Exercise details. Return every line of the listing, exactly as it reads.

(The records begins)

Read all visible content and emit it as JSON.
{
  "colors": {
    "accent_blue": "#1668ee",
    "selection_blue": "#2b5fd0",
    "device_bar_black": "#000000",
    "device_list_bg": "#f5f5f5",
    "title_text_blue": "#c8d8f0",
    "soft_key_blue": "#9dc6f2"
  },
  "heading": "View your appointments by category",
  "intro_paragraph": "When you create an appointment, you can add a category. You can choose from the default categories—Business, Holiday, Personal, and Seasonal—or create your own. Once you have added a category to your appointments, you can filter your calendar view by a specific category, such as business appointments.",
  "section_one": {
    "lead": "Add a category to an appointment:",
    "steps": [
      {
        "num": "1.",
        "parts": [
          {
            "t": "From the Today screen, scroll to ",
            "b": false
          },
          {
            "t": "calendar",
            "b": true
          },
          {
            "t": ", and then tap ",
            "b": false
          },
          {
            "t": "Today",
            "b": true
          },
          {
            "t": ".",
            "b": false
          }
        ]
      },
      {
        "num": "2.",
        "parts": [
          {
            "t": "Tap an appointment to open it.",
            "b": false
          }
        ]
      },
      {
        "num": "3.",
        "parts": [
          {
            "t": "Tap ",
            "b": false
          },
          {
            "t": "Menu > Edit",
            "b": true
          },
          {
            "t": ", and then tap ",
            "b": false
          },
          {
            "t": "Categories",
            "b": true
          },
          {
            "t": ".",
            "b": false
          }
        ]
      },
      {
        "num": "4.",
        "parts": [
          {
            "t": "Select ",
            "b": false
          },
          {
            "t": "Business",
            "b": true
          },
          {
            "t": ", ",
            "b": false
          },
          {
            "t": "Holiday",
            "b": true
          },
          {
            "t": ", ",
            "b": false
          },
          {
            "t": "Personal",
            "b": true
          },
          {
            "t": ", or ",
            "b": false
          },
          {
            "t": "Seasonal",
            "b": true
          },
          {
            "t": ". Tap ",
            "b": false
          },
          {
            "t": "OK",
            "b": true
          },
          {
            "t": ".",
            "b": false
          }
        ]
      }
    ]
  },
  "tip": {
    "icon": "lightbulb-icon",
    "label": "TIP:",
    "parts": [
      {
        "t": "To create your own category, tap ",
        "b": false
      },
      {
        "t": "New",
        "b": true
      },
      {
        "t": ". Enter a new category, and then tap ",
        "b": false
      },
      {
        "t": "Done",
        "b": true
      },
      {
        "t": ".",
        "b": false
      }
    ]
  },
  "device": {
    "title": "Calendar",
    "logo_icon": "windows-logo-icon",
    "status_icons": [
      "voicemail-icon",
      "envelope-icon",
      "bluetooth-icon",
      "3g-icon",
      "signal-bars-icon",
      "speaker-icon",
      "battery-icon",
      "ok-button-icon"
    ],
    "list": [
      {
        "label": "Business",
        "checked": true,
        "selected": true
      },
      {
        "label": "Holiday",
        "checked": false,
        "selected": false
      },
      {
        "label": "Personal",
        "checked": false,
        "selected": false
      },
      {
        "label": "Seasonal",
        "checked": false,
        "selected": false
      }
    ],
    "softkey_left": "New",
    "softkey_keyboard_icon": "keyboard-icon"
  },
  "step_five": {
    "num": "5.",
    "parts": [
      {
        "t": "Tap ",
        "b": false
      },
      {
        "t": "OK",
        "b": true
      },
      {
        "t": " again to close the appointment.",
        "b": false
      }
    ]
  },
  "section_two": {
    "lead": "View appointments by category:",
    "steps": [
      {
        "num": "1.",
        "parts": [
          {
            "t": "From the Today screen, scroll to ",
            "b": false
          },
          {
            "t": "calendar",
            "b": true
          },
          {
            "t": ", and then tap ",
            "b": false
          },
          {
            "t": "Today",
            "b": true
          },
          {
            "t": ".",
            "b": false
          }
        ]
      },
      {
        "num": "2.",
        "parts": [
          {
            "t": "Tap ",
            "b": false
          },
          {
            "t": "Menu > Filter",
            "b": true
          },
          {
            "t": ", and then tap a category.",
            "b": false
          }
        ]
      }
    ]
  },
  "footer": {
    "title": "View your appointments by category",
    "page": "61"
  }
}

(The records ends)

Solution.
Read all visible content and emit it as JSON.
{
  "colors": {
    "accent_blue": "#1668ee",
    "selection_blue": "#2b5fd0",
    "device_bar_black": "#000000",
    "device_list_bg": "#f5f5f5",
    "title_text_blue": "#c8d8f0",
    "soft_key_blue": "#9dc6f2"
  },
  "heading": "View your appointments by category",
  "intro_paragraph": "When you create an appointment, you can add a category. You can choose from the default categories—Business, Holiday, Personal, and Seasonal—or create your own. Once you have added a category to your appointments, you can filter your calendar view by a specific category, such as business appointments.",
  "section_one": {
    "lead": "Add a category to an appointment:",
    "steps": [
      {
        "num": "1.",
        "parts": [
          {
            "t": "From the Today screen, scroll to ",
            "b": false
          },
          {
            "t": "calendar",
            "b": true
          },
          {
            "t": ", and then tap ",
            "b": false
          },
          {
            "t": "Today",
            "b": true
          },
          {
            "t": ".",
            "b": false
          }
        ]
      },
      {
        "num": "2.",
        "parts": [
          {
            "t": "Tap an appointment to open it.",
            "b": false
          }
        ]
      },
      {
        "num": "3.",
        "parts": [
          {
            "t": "Tap ",
            "b": false
          },
          {
            "t": "Menu > Edit",
            "b": true
          },
          {
            "t": ", and then tap ",
            "b": false
          },
          {
            "t": "Categories",
            "b": true
          },
          {
            "t": ".",
            "b": false
          }
        ]
      },
      {
        "num": "4.",
        "parts": [
          {
            "t": "Select ",
            "b": false
          },
          {
            "t": "Business",
            "b": true
          },
          {
            "t": ", ",
            "b": false
          },
          {
            "t": "Holiday",
            "b": true
          },
          {
            "t": ", ",
            "b": false
          },
          {
            "t": "Personal",
            "b": true
          },
          {
            "t": ", or ",
            "b": false
          },
          {
            "t": "Seasonal",
            "b": true
          },
          {
            "t": ". Tap ",
            "b": false
          },
          {
            "t": "OK",
            "b": true
          },
          {
            "t": ".",
            "b": false
          }
        ]
      }
    ]
  },
  "tip": {
    "icon": "lightbulb-icon",
    "label": "TIP:",
    "parts": [
      {
        "t": "To create your own category, tap ",
        "b": false
      },
      {
        "t": "New",
        "b": true
      },
      {
        "t": ". Enter a new category, and then tap ",
        "b": false
      },
      {
        "t": "Done",
        "b": true
      },
      {
        "t": ".",
        "b": false
      }
    ]
  },
  "device": {
    "title": "Calendar",
    "logo_icon": "windows-logo-icon",
    "status_icons": [
      "voicemail-icon",
      "envelope-icon",
      "bluetooth-icon",
      "3g-icon",
      "signal-bars-icon",
      "speaker-icon",
      "battery-icon",
      "ok-button-icon"
    ],
    "list": [
      {
        "label": "Business",
        "checked": true,
        "selected": true
      },
      {
        "label": "Holiday",
        "checked": false,
        "selected": false
      },
      {
        "label": "Personal",
        "checked": false,
        "selected": false
      },
      {
        "label": "Seasonal",
        "checked": false,
        "selected": false
      }
    ],
    "softkey_left": "New",
    "softkey_keyboard_icon": "keyboard-icon"
  },
  "step_five": {
    "num": "5.",
    "parts": [
      {
        "t": "Tap ",
        "b": false
      },
      {
        "t": "OK",
        "b": true
      },
      {
        "t": " again to close the appointment.",
        "b": false
      }
    ]
  },
  "section_two": {
    "lead": "View appointments by category:",
    "steps": [
      {
        "num": "1.",
        "parts": [
          {
            "t": "From the Today screen, scroll to ",
            "b": false
          },
          {
            "t": "calendar",
            "b": true
          },
          {
            "t": ", and then tap ",
            "b": false
          },
          {
            "t": "Today",
            "b": true
          },
          {
            "t": ".",
            "b": false
          }
        ]
      },
      {
        "num": "2.",
        "parts": [
          {
            "t": "Tap ",
            "b": false
          },
          {
            "t": "Menu > Filter",
            "b": true
          },
          {
            "t": ", and then tap a category.",
            "b": false
          }
        ]
      }
    ]
  },
  "footer": {
    "title": "View your appointments by category",
    "page": "61"
  }
}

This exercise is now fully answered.